Avalanche Forecast for Friday, April 24, 2020
This information was published 04/24/2020 at 7:03 AM.
The Bottom Line
Most of east-facing avalanche terrain holds wind slabs formed mid week. These sit on a firm surface that acted as a bed surface for a natural avalanche cycle within the past few days. Some paths have reloaded after the cycle, some did not avalanche, and some are now wind-scoured, providing an icy surface for sliding fall potential; a mix of surfaces exist that are discernible from a distance. Avalanches today have the potential to be large in size, easily capable of burying a person. The possible size of avalanches combined with the likelihood due to structure and possible warming drives today’s MODERATE avalanche danger. Identify features of concern and be sure to assess the stability of the slope you plan to use.
Yesterday, skies cleared, temperatures warmed into the teens F, and wind from the W decreased from 70mph to a current 20mph.
Today, no snow is forecast. Wind from the W and NW will blow 10-25mph. Temperatures will increase into the 20sF on the summit, flirting with above freezing in many locations. Skies will be clearing.
Tomorrow will be a repeat of today with warm temps, low wind, and clear skies.
Primary Avalanche Problem – Wind Slab
Wind slabs that formed over the past few days will warm today due to ambient temperature and also solar gain. This warming process will initially increase instability of the wind slab, perhaps putting the sensitivity of the wind slab on the reactive side of stubborn. Field time yesterday showed the wind slab has a definite upside-down structure, has weak strength and could propagate. Some slopes had avalanched sometime over the past 2 days with some slopes reloading and some remaining scoured with old surface visible. When conducting slope assessments, be wary of paths that have not avalanched as these are the places that could produce a very large avalanche. Exposing one person to investigate whether or not there is recent avalanche debris that is covered by blown-in snow will help answer this question.
What is a Windslab Avalanche?
Wind Slab avalanches are the release of a cohesive layer of snow (a slab) formed by the wind. Wind typically transports snow from the upwind sides of terrain features and deposits snow on the downwind side. Wind slabs are often smooth and rounded and sometimes sound hollow, and can range from soft to hard. Wind slabs that form over a persistent weak layer (surface hoar, depth hoar, or near-surface facets) may be termed Persistent Slabs or may develop into Persistent Slabs.

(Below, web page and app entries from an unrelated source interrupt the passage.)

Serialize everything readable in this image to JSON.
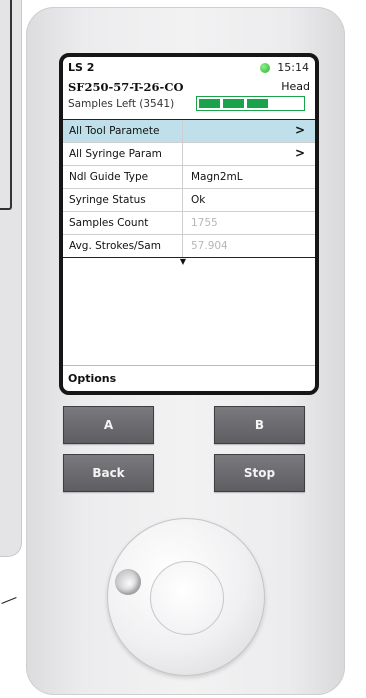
{
  "screen": {
    "title": "LS 2",
    "time": "15:14",
    "sample_id": "SF250-57-T-26-CO",
    "mode": "Head",
    "samples_left": "Samples Left (3541)",
    "progress_segments": 3,
    "rows": [
      {
        "label": "All Tool Paramete",
        "value": "",
        "arrow": ">",
        "selected": true
      },
      {
        "label": "All Syringe Param",
        "value": "",
        "arrow": ">",
        "selected": false
      },
      {
        "label": "Ndl Guide Type",
        "value": "Magn2mL",
        "arrow": "",
        "selected": false
      },
      {
        "label": "Syringe Status",
        "value": "Ok",
        "arrow": "",
        "selected": false
      },
      {
        "label": "Samples Count",
        "value": "1755",
        "arrow": "",
        "selected": false
      },
      {
        "label": "Avg. Strokes/Sam",
        "value": "57.904",
        "arrow": "",
        "selected": false
      }
    ],
    "scroll_down_glyph": "▼",
    "options_label": "Options"
  },
  "buttons": {
    "a": "A",
    "b": "B",
    "back": "Back",
    "stop": "Stop"
  },
  "colors": {
    "status_dot": "#2bb02b",
    "progress": "#1aa34a",
    "selected_row": "#bfe0ea",
    "button": "#6a6a6e"
  },
  "icons": {
    "status": "green-status-dot",
    "row_arrow": "chevron-right",
    "scroll": "triangle-down"
  }
}
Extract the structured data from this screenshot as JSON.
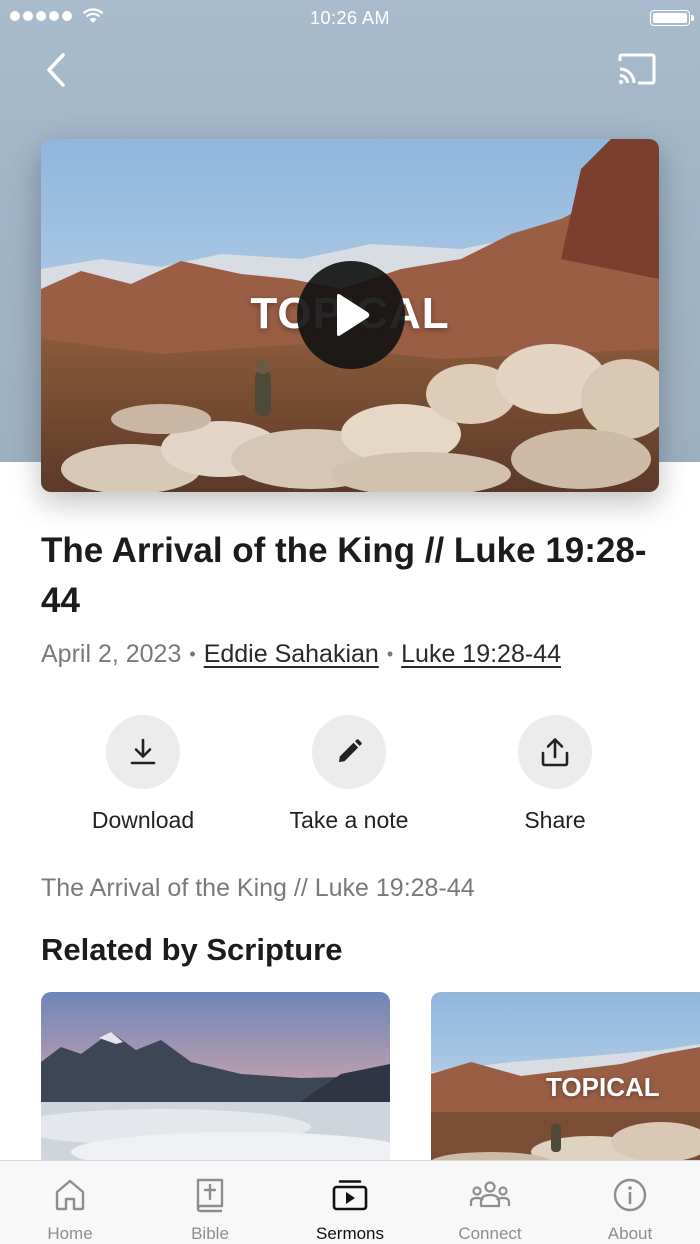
{
  "status_bar": {
    "time": "10:26 AM"
  },
  "video": {
    "thumbnail_label": "TOPICAL"
  },
  "sermon": {
    "title": "The Arrival of the King // Luke 19:28-44",
    "date": "April 2, 2023",
    "speaker": "Eddie Sahakian",
    "scripture": "Luke 19:28-44",
    "description": "The Arrival of the King // Luke 19:28-44"
  },
  "actions": [
    {
      "label": "Download",
      "icon": "download-icon"
    },
    {
      "label": "Take a note",
      "icon": "pencil-icon"
    },
    {
      "label": "Share",
      "icon": "share-icon"
    }
  ],
  "related": {
    "title": "Related by Scripture",
    "cards": [
      {
        "thumbnail_label": ""
      },
      {
        "thumbnail_label": "TOPICAL"
      }
    ]
  },
  "tabs": [
    {
      "label": "Home",
      "icon": "home-icon",
      "active": false
    },
    {
      "label": "Bible",
      "icon": "bible-icon",
      "active": false
    },
    {
      "label": "Sermons",
      "icon": "sermons-icon",
      "active": true
    },
    {
      "label": "Connect",
      "icon": "people-icon",
      "active": false
    },
    {
      "label": "About",
      "icon": "info-icon",
      "active": false
    }
  ],
  "colors": {
    "header_bg": "#a8bccd",
    "action_circle": "#ececec",
    "tab_active": "#111111",
    "tab_inactive": "#8e8e8e"
  }
}
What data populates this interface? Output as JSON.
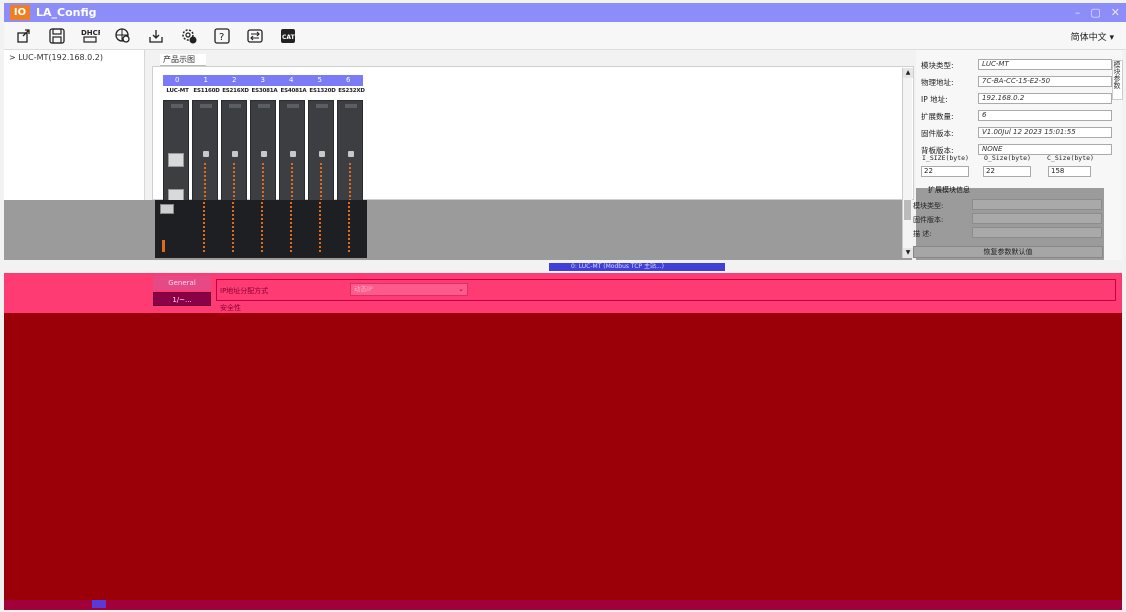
{
  "window": {
    "title": "LA_Config",
    "logo_text": "IO",
    "controls": [
      "–",
      "▢",
      "✕"
    ]
  },
  "toolbar": {
    "icons": [
      "upload-icon",
      "save-icon",
      "dhcp-icon",
      "network-scan-icon",
      "download-icon",
      "settings-icon",
      "help-icon",
      "compare-icon",
      "cat-icon"
    ],
    "dhcp_label": "DHCP",
    "language": "简体中文 ▾"
  },
  "tree": {
    "items": [
      "> LUC-MT(192.168.0.2)"
    ]
  },
  "graph": {
    "tab_label": "产品示图",
    "slots": [
      "0",
      "1",
      "2",
      "3",
      "4",
      "5",
      "6"
    ],
    "modules": [
      "LUC-MT",
      "ES1160D",
      "ES216XD",
      "ES3081A",
      "ES4081A",
      "ES1320D",
      "ES232XD"
    ],
    "status_text": "0: LUC-MT (Modbus TCP 主站...)"
  },
  "properties": {
    "side_tab": "模块参数",
    "rows": [
      {
        "label": "模块类型:",
        "value": "LUC-MT"
      },
      {
        "label": "物理地址:",
        "value": "7C-BA-CC-15-E2-50"
      },
      {
        "label": "IP 地址:",
        "value": "192.168.0.2"
      },
      {
        "label": "扩展数量:",
        "value": "6"
      },
      {
        "label": "固件版本:",
        "value": "V1.00Jul 12 2023 15:01:55"
      },
      {
        "label": "背板版本:",
        "value": "NONE"
      }
    ],
    "size_headers": [
      "I_SIZE(byte)",
      "O_Size(byte)",
      "C_Size(byte)"
    ],
    "size_values": [
      "22",
      "22",
      "158"
    ],
    "group_title": "扩展模块信息",
    "group_rows": [
      "模块类型:",
      "固件版本:",
      "描    述:"
    ],
    "restore_button": "恢复参数默认值"
  },
  "config": {
    "side_tabs": [
      "General",
      "1/~..."
    ],
    "ip_label": "IP地址分配方式",
    "ip_value": "动态IP",
    "security_label": "安全性"
  },
  "colors": {
    "titlebar": "#8d8dfa",
    "slotbar": "#7b7bf6",
    "pink_band": "#ff3b73",
    "dark_red": "#9b0008"
  }
}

Despite the calendar saying it’s almost May, we are still in a winter mindset in the mountains. Check out this video for a visual of Huntington Ravine yesterday and what we found in the snowpack. Under today’s wind slab problem, there is about a 30cm layer of snow that has been warmed. In places where this 30cm layer is insulated by snow above, it is not completely refrozen and contains wet snow below a thin melt/freeze crust. Below this layer is dry winter snow. We are not at our isothermal snowpack yet, but it would take an unusual event to affect any layer below the 30cm thick wet layer. In places where scouring has occurred, exposing this wet layer to the elements, it has refrozen and this is the surface that would offer the potential of a long sliding fall.

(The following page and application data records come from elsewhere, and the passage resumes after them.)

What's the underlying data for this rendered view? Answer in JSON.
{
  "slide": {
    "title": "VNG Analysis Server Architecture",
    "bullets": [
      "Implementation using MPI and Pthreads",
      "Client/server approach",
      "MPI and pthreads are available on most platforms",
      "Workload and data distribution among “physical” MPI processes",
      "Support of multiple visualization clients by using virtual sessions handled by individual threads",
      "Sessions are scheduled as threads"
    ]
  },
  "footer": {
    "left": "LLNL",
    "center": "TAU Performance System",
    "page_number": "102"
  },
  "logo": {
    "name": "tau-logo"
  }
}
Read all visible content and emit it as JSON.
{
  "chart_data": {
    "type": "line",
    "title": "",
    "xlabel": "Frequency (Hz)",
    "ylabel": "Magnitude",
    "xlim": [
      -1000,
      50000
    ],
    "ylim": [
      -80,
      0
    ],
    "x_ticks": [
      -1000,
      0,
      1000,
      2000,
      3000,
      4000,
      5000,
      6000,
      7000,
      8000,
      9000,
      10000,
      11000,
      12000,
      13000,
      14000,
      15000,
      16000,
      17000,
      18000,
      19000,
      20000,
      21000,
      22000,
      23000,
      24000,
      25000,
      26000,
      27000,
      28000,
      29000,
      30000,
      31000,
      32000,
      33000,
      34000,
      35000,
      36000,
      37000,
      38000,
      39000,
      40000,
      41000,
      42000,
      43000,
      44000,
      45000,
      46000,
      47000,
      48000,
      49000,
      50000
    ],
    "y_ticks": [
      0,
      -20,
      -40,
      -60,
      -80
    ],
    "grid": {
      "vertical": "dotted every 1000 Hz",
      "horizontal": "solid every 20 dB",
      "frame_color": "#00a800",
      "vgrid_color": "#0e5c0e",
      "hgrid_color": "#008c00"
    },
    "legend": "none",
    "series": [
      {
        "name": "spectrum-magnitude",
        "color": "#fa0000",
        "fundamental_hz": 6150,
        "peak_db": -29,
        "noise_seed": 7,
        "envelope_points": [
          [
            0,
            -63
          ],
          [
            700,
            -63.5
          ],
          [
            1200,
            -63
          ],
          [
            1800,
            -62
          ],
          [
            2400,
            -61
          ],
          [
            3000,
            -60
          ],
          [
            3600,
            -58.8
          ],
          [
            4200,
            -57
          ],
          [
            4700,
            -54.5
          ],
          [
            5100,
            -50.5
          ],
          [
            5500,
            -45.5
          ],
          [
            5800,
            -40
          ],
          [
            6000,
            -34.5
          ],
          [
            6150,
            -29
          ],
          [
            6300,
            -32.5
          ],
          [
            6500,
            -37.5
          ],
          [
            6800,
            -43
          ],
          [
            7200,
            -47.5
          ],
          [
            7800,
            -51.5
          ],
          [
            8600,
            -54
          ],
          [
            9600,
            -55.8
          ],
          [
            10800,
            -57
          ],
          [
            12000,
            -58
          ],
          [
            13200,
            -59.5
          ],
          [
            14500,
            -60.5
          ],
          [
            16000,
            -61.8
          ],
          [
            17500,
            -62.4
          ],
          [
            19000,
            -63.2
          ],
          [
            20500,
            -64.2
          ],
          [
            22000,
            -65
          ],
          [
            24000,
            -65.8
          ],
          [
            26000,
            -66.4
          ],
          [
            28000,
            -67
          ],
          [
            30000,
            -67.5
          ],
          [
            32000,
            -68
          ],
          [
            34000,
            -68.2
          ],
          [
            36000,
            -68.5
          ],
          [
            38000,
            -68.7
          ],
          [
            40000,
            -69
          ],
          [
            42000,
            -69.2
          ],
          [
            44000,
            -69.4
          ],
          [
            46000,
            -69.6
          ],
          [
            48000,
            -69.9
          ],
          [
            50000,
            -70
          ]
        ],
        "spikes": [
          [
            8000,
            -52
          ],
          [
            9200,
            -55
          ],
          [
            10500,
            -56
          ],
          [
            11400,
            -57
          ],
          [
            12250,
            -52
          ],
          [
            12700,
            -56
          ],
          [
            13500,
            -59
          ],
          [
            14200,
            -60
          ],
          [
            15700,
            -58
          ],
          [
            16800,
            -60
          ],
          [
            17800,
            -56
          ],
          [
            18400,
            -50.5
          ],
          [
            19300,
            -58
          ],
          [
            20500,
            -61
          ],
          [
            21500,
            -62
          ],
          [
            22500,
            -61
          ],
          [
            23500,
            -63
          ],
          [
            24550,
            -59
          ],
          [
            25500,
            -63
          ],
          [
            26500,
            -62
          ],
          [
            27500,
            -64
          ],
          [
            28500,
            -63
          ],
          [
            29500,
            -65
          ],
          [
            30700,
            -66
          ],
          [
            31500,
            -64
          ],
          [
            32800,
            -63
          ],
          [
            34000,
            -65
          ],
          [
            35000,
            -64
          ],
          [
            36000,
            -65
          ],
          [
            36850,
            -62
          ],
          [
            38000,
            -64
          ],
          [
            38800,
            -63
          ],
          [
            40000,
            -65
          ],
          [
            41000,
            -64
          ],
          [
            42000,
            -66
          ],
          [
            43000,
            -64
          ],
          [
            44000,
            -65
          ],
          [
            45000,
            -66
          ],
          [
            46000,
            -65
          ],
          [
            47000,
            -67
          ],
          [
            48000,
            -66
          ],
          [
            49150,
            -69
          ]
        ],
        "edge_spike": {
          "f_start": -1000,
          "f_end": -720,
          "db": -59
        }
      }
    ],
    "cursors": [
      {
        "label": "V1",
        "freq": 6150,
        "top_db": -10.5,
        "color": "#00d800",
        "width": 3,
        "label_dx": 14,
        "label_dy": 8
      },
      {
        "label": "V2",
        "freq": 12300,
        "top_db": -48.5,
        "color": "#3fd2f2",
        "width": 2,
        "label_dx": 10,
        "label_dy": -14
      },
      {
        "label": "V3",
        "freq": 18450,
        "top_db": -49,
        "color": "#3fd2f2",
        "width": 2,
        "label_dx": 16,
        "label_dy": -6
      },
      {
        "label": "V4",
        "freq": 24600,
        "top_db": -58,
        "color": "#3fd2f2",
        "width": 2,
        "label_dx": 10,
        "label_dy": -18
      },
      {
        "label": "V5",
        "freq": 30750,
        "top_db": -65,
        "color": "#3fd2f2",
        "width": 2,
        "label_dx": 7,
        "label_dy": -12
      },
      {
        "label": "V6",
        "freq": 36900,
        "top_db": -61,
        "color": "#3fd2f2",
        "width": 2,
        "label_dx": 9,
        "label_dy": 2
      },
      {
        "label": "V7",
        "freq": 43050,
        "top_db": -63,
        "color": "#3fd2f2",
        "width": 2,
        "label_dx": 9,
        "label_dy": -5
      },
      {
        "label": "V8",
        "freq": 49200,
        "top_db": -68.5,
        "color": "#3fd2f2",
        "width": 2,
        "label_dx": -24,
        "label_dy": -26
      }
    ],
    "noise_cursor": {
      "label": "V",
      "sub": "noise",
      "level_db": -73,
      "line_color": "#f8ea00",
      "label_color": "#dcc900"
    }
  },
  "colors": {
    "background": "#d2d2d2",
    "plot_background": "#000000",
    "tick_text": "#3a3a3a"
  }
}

The Sherburne and Gulf of Slides ski trails are snow covered to Pinkham Notch.
The Lion Head Winter Route remains the easiest route to the summit from Pinkham Notch but requires an ice axe, crampons (not just micro-spikes) and possibly a rope. This is a mountaineering route and requires solid skills for a safe, timely ascent.
Details on daily snowfall totals, precipitation type, total depth of snow and other information can be found on our page devoted to snow study plot data. Click here to check it out.
Recent snowpack and avalanche observations can be found here and on Instagram. Your observations help improve our forecast product. Please take a moment and submit a photo or two and a brief description of snow and avalanche information that you gather in the field.
Safe travel in avalanche terrain requires training and experience. This forecast is just one tool to help you make your own decisions in avalanche terrain. You control your own risk by choosing where, when, and how you travel.
Avalanche danger may change when actual weather differs from the higher summits forecast.
For more information contact the US Forest Service Snow Rangers, AMC visitor services staff at the Pinkham Notch Visitor Center, or the caretakers at Hermit Lake Shelters or seasonally at the Harvard Cabin (generally December 1 through March 31). The Mount Washington Ski Patrol is also available on spring weekends.
Posted 04/24/2020 at 7:03 AM.
USDA Forest Service
White Mountain National Forest